Top of RECORDED INFORMATION

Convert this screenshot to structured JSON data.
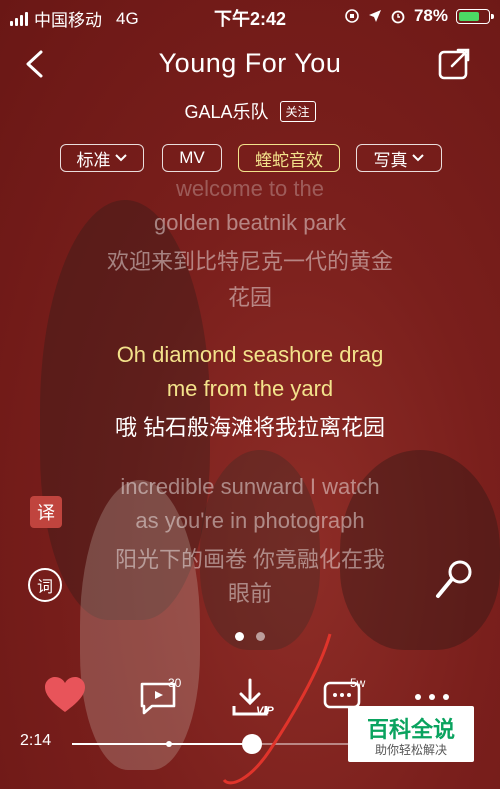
{
  "status_bar": {
    "carrier": "中国移动",
    "network": "4G",
    "time": "下午2:42",
    "battery": "78%",
    "battery_level": 0.78
  },
  "header": {
    "title": "Young For You",
    "artist": "GALA乐队",
    "follow_label": "关注",
    "back_icon": "chevron-left-icon",
    "share_icon": "share-icon"
  },
  "pills": [
    {
      "label": "标准",
      "has_arrow": true
    },
    {
      "label": "MV",
      "has_arrow": false
    },
    {
      "label": "蝰蛇音效",
      "has_arrow": false,
      "active": true
    },
    {
      "label": "写真",
      "has_arrow": true
    }
  ],
  "lyrics": {
    "prev_en_1": "welcome to the",
    "prev_en_2": "golden beatnik park",
    "prev_zh_1": "欢迎来到比特尼克一代的黄金",
    "prev_zh_2": "花园",
    "current_en_1": "Oh diamond seashore drag",
    "current_en_2": "me from the yard",
    "current_zh": "哦 钻石般海滩将我拉离花园",
    "next_en_1": "incredible sunward I watch",
    "next_en_2": "as you're in photograph",
    "next_zh_1": "阳光下的画卷 你竟融化在我",
    "next_zh_2": "眼前"
  },
  "side_controls": {
    "translate_label": "译",
    "lyrics_label": "词"
  },
  "actions": {
    "like_icon": "heart-icon",
    "comment_count": "30",
    "download_badge": "VIP",
    "comment_msg_count": "5w"
  },
  "progress": {
    "current_time": "2:14",
    "fraction": 0.5
  },
  "watermark": {
    "title": "百科全说",
    "subtitle": "助你轻松解决"
  },
  "colors": {
    "accent_yellow": "#f3e28b",
    "heart": "#e8545a",
    "background": "#7a1f1c"
  }
}
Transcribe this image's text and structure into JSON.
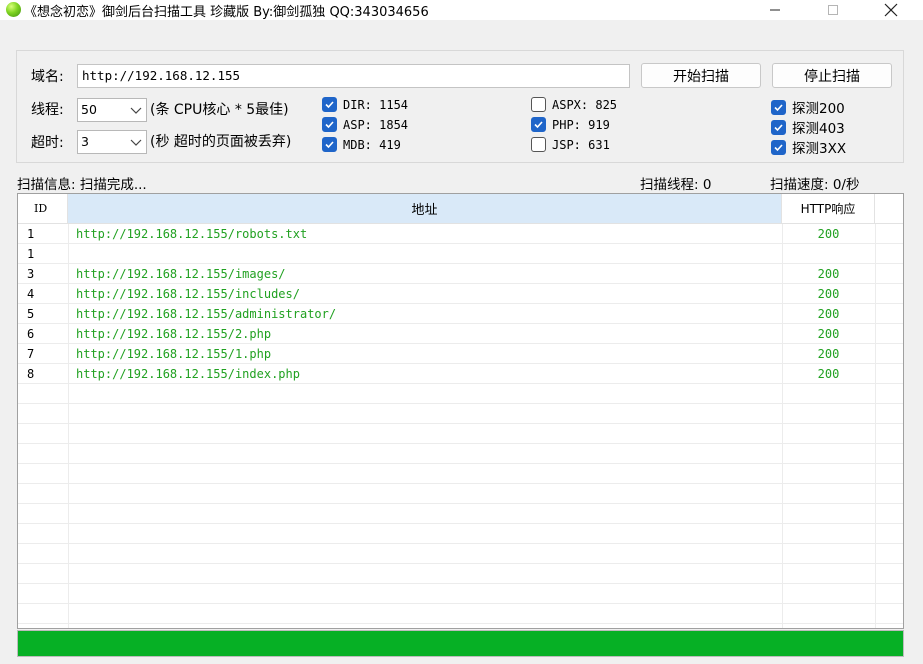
{
  "window": {
    "title": "《想念初恋》御剑后台扫描工具 珍藏版 By:御剑孤独 QQ:343034656"
  },
  "form": {
    "domain_label": "域名:",
    "domain_value": "http://192.168.12.155",
    "threads_label": "线程:",
    "threads_value": "50",
    "threads_hint": "(条 CPU核心 * 5最佳)",
    "timeout_label": "超时:",
    "timeout_value": "3",
    "timeout_hint": "(秒 超时的页面被丢弃)",
    "start_button": "开始扫描",
    "stop_button": "停止扫描"
  },
  "dictionaries": [
    {
      "label": "DIR: 1154",
      "checked": true
    },
    {
      "label": "ASP: 1854",
      "checked": true
    },
    {
      "label": "MDB: 419",
      "checked": true
    },
    {
      "label": "ASPX: 825",
      "checked": false
    },
    {
      "label": "PHP: 919",
      "checked": true
    },
    {
      "label": "JSP: 631",
      "checked": false
    }
  ],
  "probes": [
    {
      "label": "探测200",
      "checked": true
    },
    {
      "label": "探测403",
      "checked": true
    },
    {
      "label": "探测3XX",
      "checked": true
    }
  ],
  "status": {
    "info": "扫描信息: 扫描完成...",
    "threads": "扫描线程: 0",
    "speed": "扫描速度: 0/秒"
  },
  "table": {
    "headers": {
      "id": "ID",
      "address": "地址",
      "http": "HTTP响应"
    },
    "rows": [
      {
        "id": "1",
        "url": "http://192.168.12.155/robots.txt",
        "code": "200"
      },
      {
        "id": "1",
        "url": "",
        "code": ""
      },
      {
        "id": "3",
        "url": "http://192.168.12.155/images/",
        "code": "200"
      },
      {
        "id": "4",
        "url": "http://192.168.12.155/includes/",
        "code": "200"
      },
      {
        "id": "5",
        "url": "http://192.168.12.155/administrator/",
        "code": "200"
      },
      {
        "id": "6",
        "url": "http://192.168.12.155/2.php",
        "code": "200"
      },
      {
        "id": "7",
        "url": "http://192.168.12.155/1.php",
        "code": "200"
      },
      {
        "id": "8",
        "url": "http://192.168.12.155/index.php",
        "code": "200"
      }
    ]
  },
  "progress": {
    "fraction": 1.0
  },
  "colors": {
    "result_text": "#21a121",
    "checkbox_checked": "#1f65c9",
    "progress_fill": "#06b025",
    "header_highlight": "#d9e9f8"
  }
}
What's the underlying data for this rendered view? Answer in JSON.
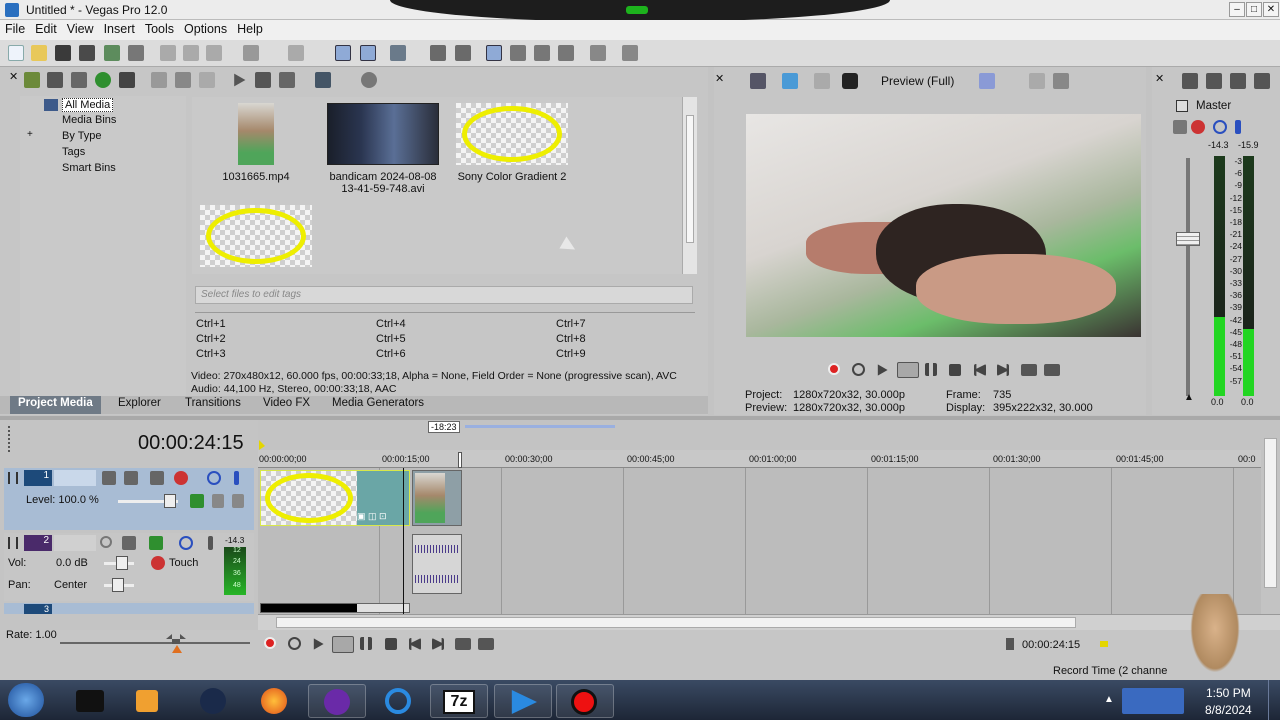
{
  "window": {
    "title": "Untitled * - Vegas Pro 12.0",
    "min": "–",
    "max": "□",
    "close": "✕"
  },
  "menu": [
    "File",
    "Edit",
    "View",
    "Insert",
    "Tools",
    "Options",
    "Help"
  ],
  "tree": {
    "items": [
      "All Media",
      "Media Bins",
      "By Type",
      "Tags",
      "Smart Bins"
    ],
    "expand": "+"
  },
  "media": {
    "items": [
      {
        "label": "1031665.mp4"
      },
      {
        "label": "bandicam 2024-08-08 13-41-59-748.avi"
      },
      {
        "label": "Sony Color Gradient 2"
      },
      {
        "label": ""
      }
    ],
    "tag_placeholder": "Select files to edit tags",
    "shortcuts": [
      "Ctrl+1",
      "Ctrl+4",
      "Ctrl+7",
      "Ctrl+2",
      "Ctrl+5",
      "Ctrl+8",
      "Ctrl+3",
      "Ctrl+6",
      "Ctrl+9"
    ],
    "info_video": "Video: 270x480x12, 60.000 fps, 00:00:33;18, Alpha = None, Field Order = None (progressive scan), AVC",
    "info_audio": "Audio: 44,100 Hz, Stereo, 00:00:33;18, AAC"
  },
  "tabs": [
    "Project Media",
    "Explorer",
    "Transitions",
    "Video FX",
    "Media Generators"
  ],
  "preview": {
    "mode": "Preview (Full)",
    "project_label": "Project:",
    "project_val": "1280x720x32, 30.000p",
    "preview_label": "Preview:",
    "preview_val": "1280x720x32, 30.000p",
    "frame_label": "Frame:",
    "frame_val": "735",
    "display_label": "Display:",
    "display_val": "395x222x32, 30.000"
  },
  "master": {
    "title": "Master",
    "peak_l": "-14.3",
    "peak_r": "-15.9",
    "scale": [
      "3",
      "6",
      "9",
      "12",
      "15",
      "18",
      "21",
      "24",
      "27",
      "30",
      "33",
      "36",
      "39",
      "42",
      "45",
      "48",
      "51",
      "54",
      "57"
    ],
    "bottom_l": "0.0",
    "bottom_r": "0.0",
    "level_l": 0.33,
    "level_r": 0.28
  },
  "timeline": {
    "time": "00:00:24:15",
    "marker": "-18:23",
    "ruler": [
      "00:00:00;00",
      "00:00:15;00",
      "00:00:30;00",
      "00:00:45;00",
      "00:01:00;00",
      "00:01:15;00",
      "00:01:30;00",
      "00:01:45;00",
      "00:0"
    ],
    "track1": {
      "num": "1",
      "level": "Level: 100.0 %"
    },
    "track2": {
      "num": "2",
      "vol_label": "Vol:",
      "vol": "0.0 dB",
      "pan_label": "Pan:",
      "pan": "Center",
      "mode": "Touch",
      "meter_top": "-14.3",
      "meter_nums": [
        "12",
        "24",
        "36",
        "48"
      ]
    },
    "track3": {
      "num": "3"
    },
    "rate": "Rate: 1.00",
    "transport_time": "00:00:24:15",
    "record_time": "Record Time (2 channe"
  },
  "taskbar": {
    "time": "1:50 PM",
    "date": "8/8/2024",
    "app_7z": "7z"
  },
  "colors": {
    "accent": "#2a6fbf",
    "meter": "#22d622",
    "ring": "#eeee00",
    "track1": "#9bb3cc",
    "track2": "#b7a6cf"
  }
}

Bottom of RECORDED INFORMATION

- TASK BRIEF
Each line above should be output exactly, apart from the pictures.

- SOLUTION TO THIS EXERCISE
Convert this screenshot to structured JSON data.
{
  "status_bar": {
    "carrier": "中国移动",
    "network": "4G",
    "time": "下午2:42",
    "battery": "78%",
    "battery_level": 0.78
  },
  "header": {
    "title": "Young For You",
    "artist": "GALA乐队",
    "follow_label": "关注",
    "back_icon": "chevron-left-icon",
    "share_icon": "share-icon"
  },
  "pills": [
    {
      "label": "标准",
      "has_arrow": true
    },
    {
      "label": "MV",
      "has_arrow": false
    },
    {
      "label": "蝰蛇音效",
      "has_arrow": false,
      "active": true
    },
    {
      "label": "写真",
      "has_arrow": true
    }
  ],
  "lyrics": {
    "prev_en_1": "welcome to the",
    "prev_en_2": "golden beatnik park",
    "prev_zh_1": "欢迎来到比特尼克一代的黄金",
    "prev_zh_2": "花园",
    "current_en_1": "Oh diamond seashore drag",
    "current_en_2": "me from the yard",
    "current_zh": "哦 钻石般海滩将我拉离花园",
    "next_en_1": "incredible sunward I watch",
    "next_en_2": "as you're in photograph",
    "next_zh_1": "阳光下的画卷 你竟融化在我",
    "next_zh_2": "眼前"
  },
  "side_controls": {
    "translate_label": "译",
    "lyrics_label": "词"
  },
  "actions": {
    "like_icon": "heart-icon",
    "comment_count": "30",
    "download_badge": "VIP",
    "comment_msg_count": "5w"
  },
  "progress": {
    "current_time": "2:14",
    "fraction": 0.5
  },
  "watermark": {
    "title": "百科全说",
    "subtitle": "助你轻松解决"
  },
  "colors": {
    "accent_yellow": "#f3e28b",
    "heart": "#e8545a",
    "background": "#7a1f1c"
  }
}
Transcribe this image's text and structure into JSON.
{
  "window": {
    "title": "《想念初恋》御剑后台扫描工具 珍藏版 By:御剑孤独 QQ:343034656"
  },
  "form": {
    "domain_label": "域名:",
    "domain_value": "http://192.168.12.155",
    "threads_label": "线程:",
    "threads_value": "50",
    "threads_hint": "(条 CPU核心 * 5最佳)",
    "timeout_label": "超时:",
    "timeout_value": "3",
    "timeout_hint": "(秒 超时的页面被丢弃)",
    "start_button": "开始扫描",
    "stop_button": "停止扫描"
  },
  "dictionaries": [
    {
      "label": "DIR: 1154",
      "checked": true
    },
    {
      "label": "ASP: 1854",
      "checked": true
    },
    {
      "label": "MDB: 419",
      "checked": true
    },
    {
      "label": "ASPX: 825",
      "checked": false
    },
    {
      "label": "PHP: 919",
      "checked": true
    },
    {
      "label": "JSP: 631",
      "checked": false
    }
  ],
  "probes": [
    {
      "label": "探测200",
      "checked": true
    },
    {
      "label": "探测403",
      "checked": true
    },
    {
      "label": "探测3XX",
      "checked": true
    }
  ],
  "status": {
    "info": "扫描信息: 扫描完成...",
    "threads": "扫描线程: 0",
    "speed": "扫描速度: 0/秒"
  },
  "table": {
    "headers": {
      "id": "ID",
      "address": "地址",
      "http": "HTTP响应"
    },
    "rows": [
      {
        "id": "1",
        "url": "http://192.168.12.155/robots.txt",
        "code": "200"
      },
      {
        "id": "1",
        "url": "",
        "code": ""
      },
      {
        "id": "3",
        "url": "http://192.168.12.155/images/",
        "code": "200"
      },
      {
        "id": "4",
        "url": "http://192.168.12.155/includes/",
        "code": "200"
      },
      {
        "id": "5",
        "url": "http://192.168.12.155/administrator/",
        "code": "200"
      },
      {
        "id": "6",
        "url": "http://192.168.12.155/2.php",
        "code": "200"
      },
      {
        "id": "7",
        "url": "http://192.168.12.155/1.php",
        "code": "200"
      },
      {
        "id": "8",
        "url": "http://192.168.12.155/index.php",
        "code": "200"
      }
    ]
  },
  "progress": {
    "fraction": 1.0
  },
  "colors": {
    "result_text": "#21a121",
    "checkbox_checked": "#1f65c9",
    "progress_fill": "#06b025",
    "header_highlight": "#d9e9f8"
  }
}
What's the underlying data for this rendered view? Answer in JSON.
{
  "window": {
    "title": "Untitled * - Vegas Pro 12.0",
    "min": "–",
    "max": "□",
    "close": "✕"
  },
  "menu": [
    "File",
    "Edit",
    "View",
    "Insert",
    "Tools",
    "Options",
    "Help"
  ],
  "tree": {
    "items": [
      "All Media",
      "Media Bins",
      "By Type",
      "Tags",
      "Smart Bins"
    ],
    "expand": "+"
  },
  "media": {
    "items": [
      {
        "label": "1031665.mp4"
      },
      {
        "label": "bandicam 2024-08-08 13-41-59-748.avi"
      },
      {
        "label": "Sony Color Gradient 2"
      },
      {
        "label": ""
      }
    ],
    "tag_placeholder": "Select files to edit tags",
    "shortcuts": [
      "Ctrl+1",
      "Ctrl+4",
      "Ctrl+7",
      "Ctrl+2",
      "Ctrl+5",
      "Ctrl+8",
      "Ctrl+3",
      "Ctrl+6",
      "Ctrl+9"
    ],
    "info_video": "Video: 270x480x12, 60.000 fps, 00:00:33;18, Alpha = None, Field Order = None (progressive scan), AVC",
    "info_audio": "Audio: 44,100 Hz, Stereo, 00:00:33;18, AAC"
  },
  "tabs": [
    "Project Media",
    "Explorer",
    "Transitions",
    "Video FX",
    "Media Generators"
  ],
  "preview": {
    "mode": "Preview (Full)",
    "project_label": "Project:",
    "project_val": "1280x720x32, 30.000p",
    "preview_label": "Preview:",
    "preview_val": "1280x720x32, 30.000p",
    "frame_label": "Frame:",
    "frame_val": "735",
    "display_label": "Display:",
    "display_val": "395x222x32, 30.000"
  },
  "master": {
    "title": "Master",
    "peak_l": "-14.3",
    "peak_r": "-15.9",
    "scale": [
      "3",
      "6",
      "9",
      "12",
      "15",
      "18",
      "21",
      "24",
      "27",
      "30",
      "33",
      "36",
      "39",
      "42",
      "45",
      "48",
      "51",
      "54",
      "57"
    ],
    "bottom_l": "0.0",
    "bottom_r": "0.0",
    "level_l": 0.33,
    "level_r": 0.28
  },
  "timeline": {
    "time": "00:00:24:15",
    "marker": "-18:23",
    "ruler": [
      "00:00:00;00",
      "00:00:15;00",
      "00:00:30;00",
      "00:00:45;00",
      "00:01:00;00",
      "00:01:15;00",
      "00:01:30;00",
      "00:01:45;00",
      "00:0"
    ],
    "track1": {
      "num": "1",
      "level": "Level: 100.0 %"
    },
    "track2": {
      "num": "2",
      "vol_label": "Vol:",
      "vol": "0.0 dB",
      "pan_label": "Pan:",
      "pan": "Center",
      "mode": "Touch",
      "meter_top": "-14.3",
      "meter_nums": [
        "12",
        "24",
        "36",
        "48"
      ]
    },
    "track3": {
      "num": "3"
    },
    "rate": "Rate: 1.00",
    "transport_time": "00:00:24:15",
    "record_time": "Record Time (2 channe"
  },
  "taskbar": {
    "time": "1:50 PM",
    "date": "8/8/2024",
    "app_7z": "7z"
  },
  "colors": {
    "accent": "#2a6fbf",
    "meter": "#22d622",
    "ring": "#eeee00",
    "track1": "#9bb3cc",
    "track2": "#b7a6cf"
  }
}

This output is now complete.